Scientists have been experimenting with ways to replace damaged and diseased limbs and organs with the help of regenerative medicine, but this life-saving procedure was the first one successfully used in a human patient. All other options had been exhausted.
To reconstruct the esophagus, a team of doctors at the Medical College of Wisconsin in Milwaukee, led by Professor Kulwinder Dua, used an FDA-approved stent (wire mesh tube routinely used to keep clogged arteries open) and combined it with a commercially available extracellular tissue matrix (used for tissue and organ repair and regeneration). This scaffold was then sprayed with platelets obtained from the patient himself to provide a cocktail of growth factors that would jump-start the healing process. The idea was to grow a new esophagus that would be composed partially of external materials and partially of the patient’s own tissues.
Things did not go smoothly at first. The stent became clogged with a disorganized growth of tissue and had to be removed a few years later when the patient started having trouble with swallowing. But the esophagus then went on to heal beautifully. Seven years following reconstruction and four years after stent removal, the patient is eating a normal diet and has no problems swallowing.
With cancer of the esophagus increasing worldwide, this technique has a potentially more extensive application. Currently, malignant esophageal pathology is treated with radical surgery to remove the esophagus, a procedure that is invariably associated with a severely compromised quality of life and high morbidity and mortality.

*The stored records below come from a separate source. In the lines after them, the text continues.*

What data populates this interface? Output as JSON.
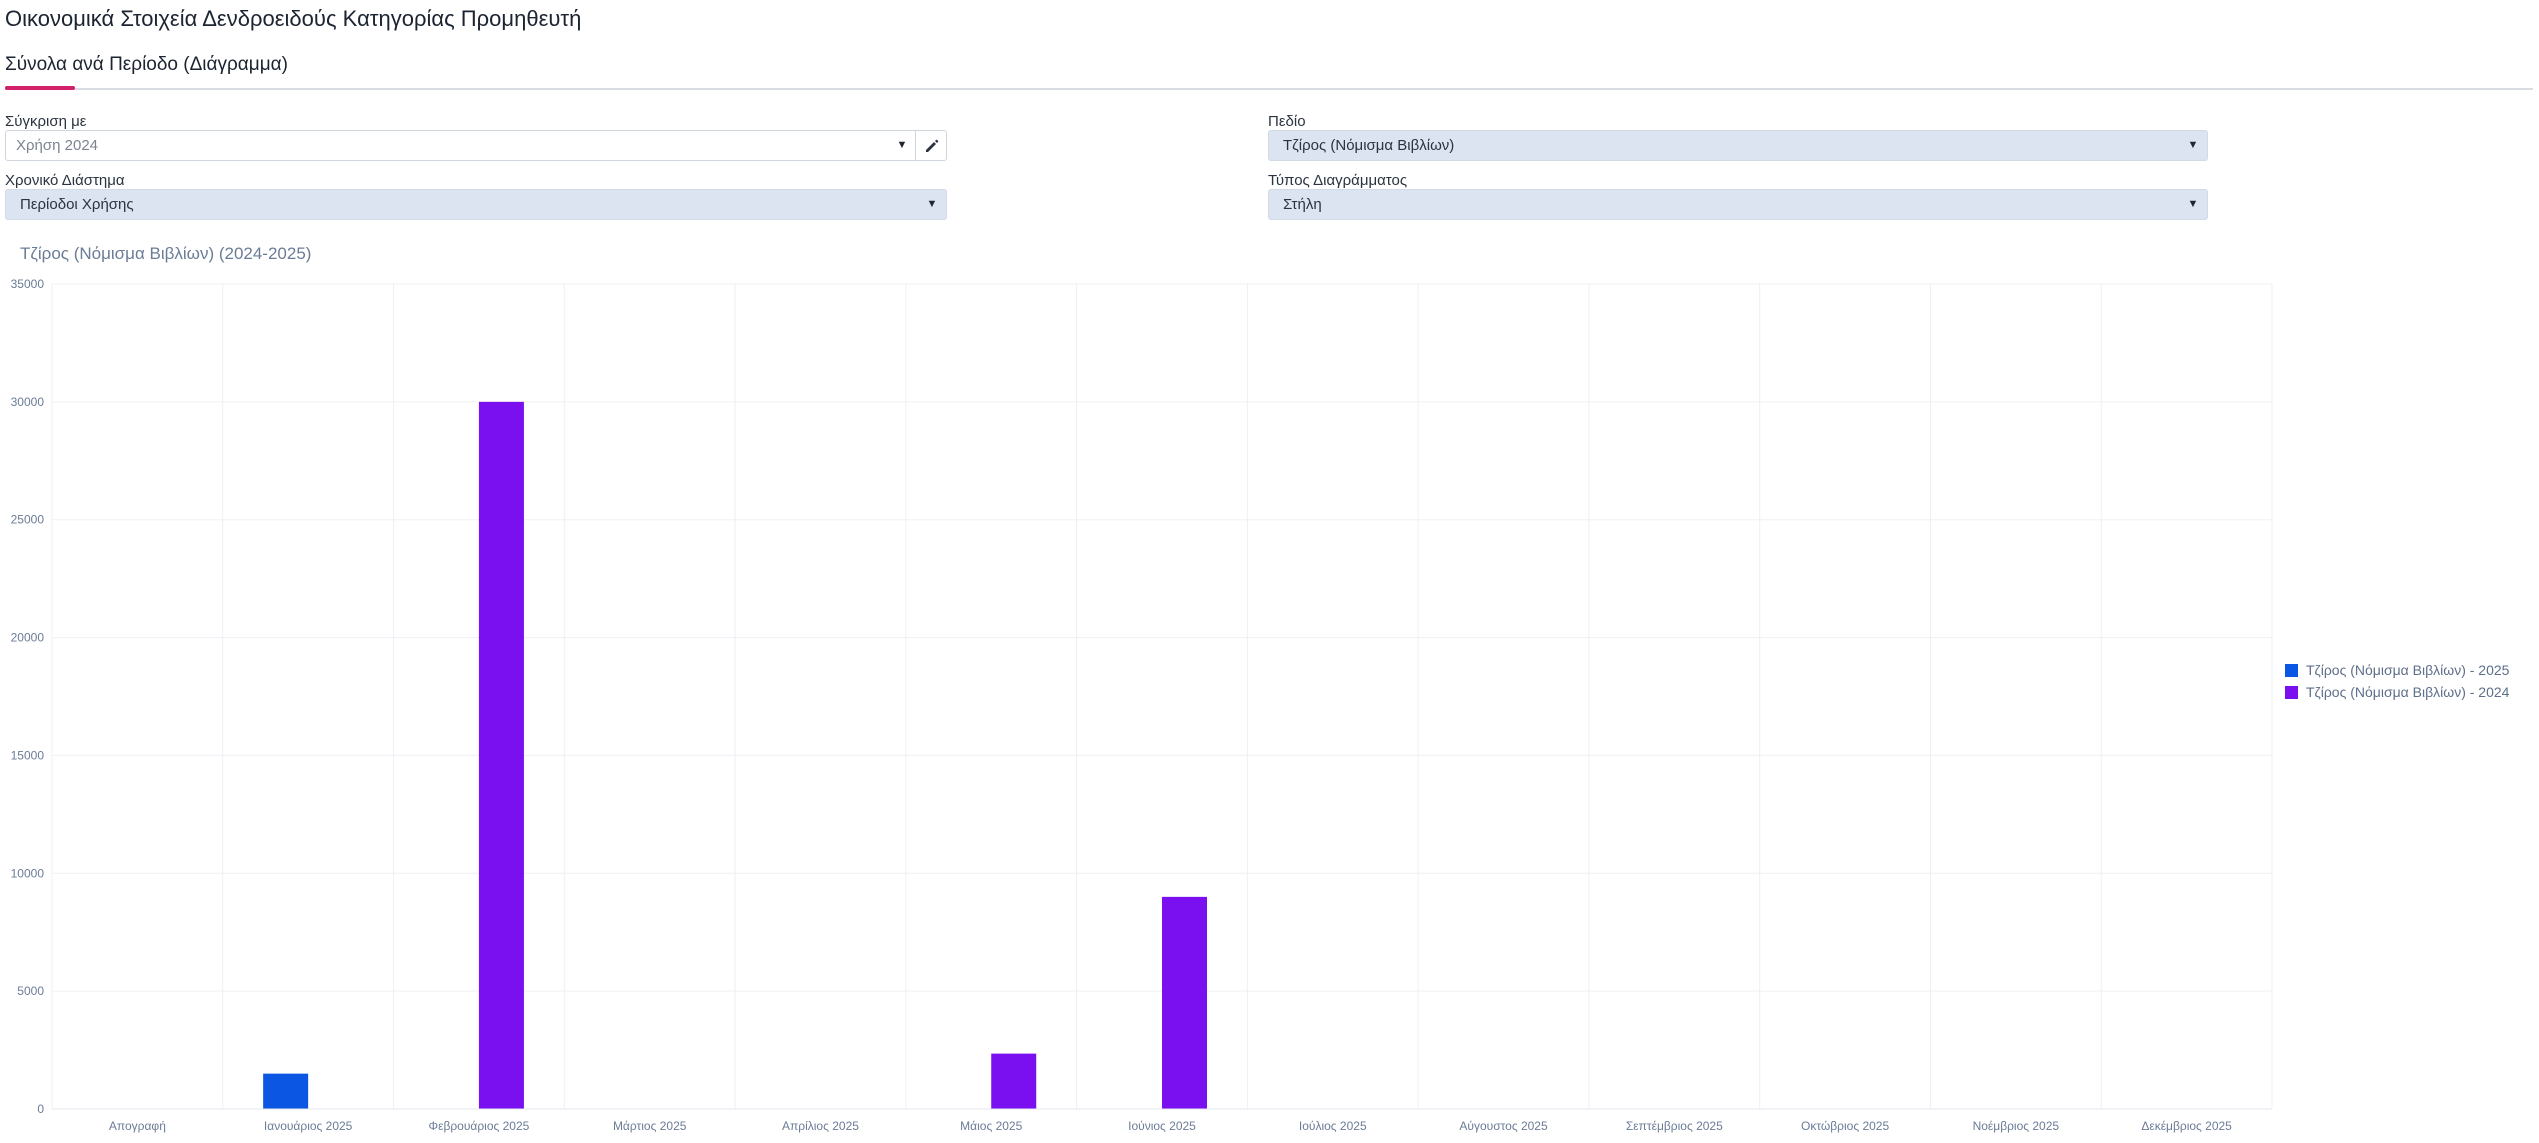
{
  "page": {
    "title": "Οικονομικά Στοιχεία Δενδροειδούς Κατηγορίας Προμηθευτή",
    "active_tab": "Σύνολα ανά Περίοδο (Διάγραμμα)"
  },
  "filters": {
    "compare_label": "Σύγκριση με",
    "compare_value": "Χρήση 2024",
    "field_label": "Πεδίο",
    "field_value": "Τζίρος (Νόμισμα Βιβλίων)",
    "interval_label": "Χρονικό Διάστημα",
    "interval_value": "Περίοδοι Χρήσης",
    "chart_type_label": "Τύπος Διαγράμματος",
    "chart_type_value": "Στήλη"
  },
  "icons": {
    "dropdown": "chevron-down-icon",
    "edit": "pencil-icon"
  },
  "chart_data": {
    "type": "bar",
    "title": "Τζίρος (Νόμισμα Βιβλίων) (2024-2025)",
    "categories": [
      "Απογραφή",
      "Ιανουάριος 2025",
      "Φεβρουάριος 2025",
      "Μάρτιος 2025",
      "Απρίλιος 2025",
      "Μάιος 2025",
      "Ιούνιος 2025",
      "Ιούλιος 2025",
      "Αύγουστος 2025",
      "Σεπτέμβριος 2025",
      "Οκτώβριος 2025",
      "Νοέμβριος 2025",
      "Δεκέμβριος 2025"
    ],
    "series": [
      {
        "name": "Τζίρος (Νόμισμα Βιβλίων) - 2025",
        "color": "#0b57e3",
        "values": [
          0,
          1500,
          0,
          0,
          0,
          0,
          0,
          0,
          0,
          0,
          0,
          0,
          0
        ]
      },
      {
        "name": "Τζίρος (Νόμισμα Βιβλίων) - 2024",
        "color": "#7a0ff0",
        "values": [
          0,
          0,
          30000,
          0,
          0,
          2350,
          9000,
          0,
          0,
          0,
          0,
          0,
          0
        ]
      }
    ],
    "ylim": [
      0,
      35000
    ],
    "yticks": [
      0,
      5000,
      10000,
      15000,
      20000,
      25000,
      30000,
      35000
    ],
    "grid": true,
    "legend_position": "right"
  }
}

Regenerative medicine procedures such as this use biological and synthetic scaffolds to remodel and regrow functional tissue. For patients with patch defects and anastomoses (surgical connections) in the esophagus, extracellular matrix (ECM) has successfully been used to reinforce repairs and prevent the formation of strictures (narrowing). These ECM scaffolds are able to completely restore normal function and maintain a disease-free esophagus after removal of cancer. What the regenerative medicine approach to biomaterial-mediated esophageal repair will enable is a more aggressive removal of cancerous tissue without the need for radical surgery and its associated complications. While the procedure is far from becoming a routine operation, this initial success is encouraging.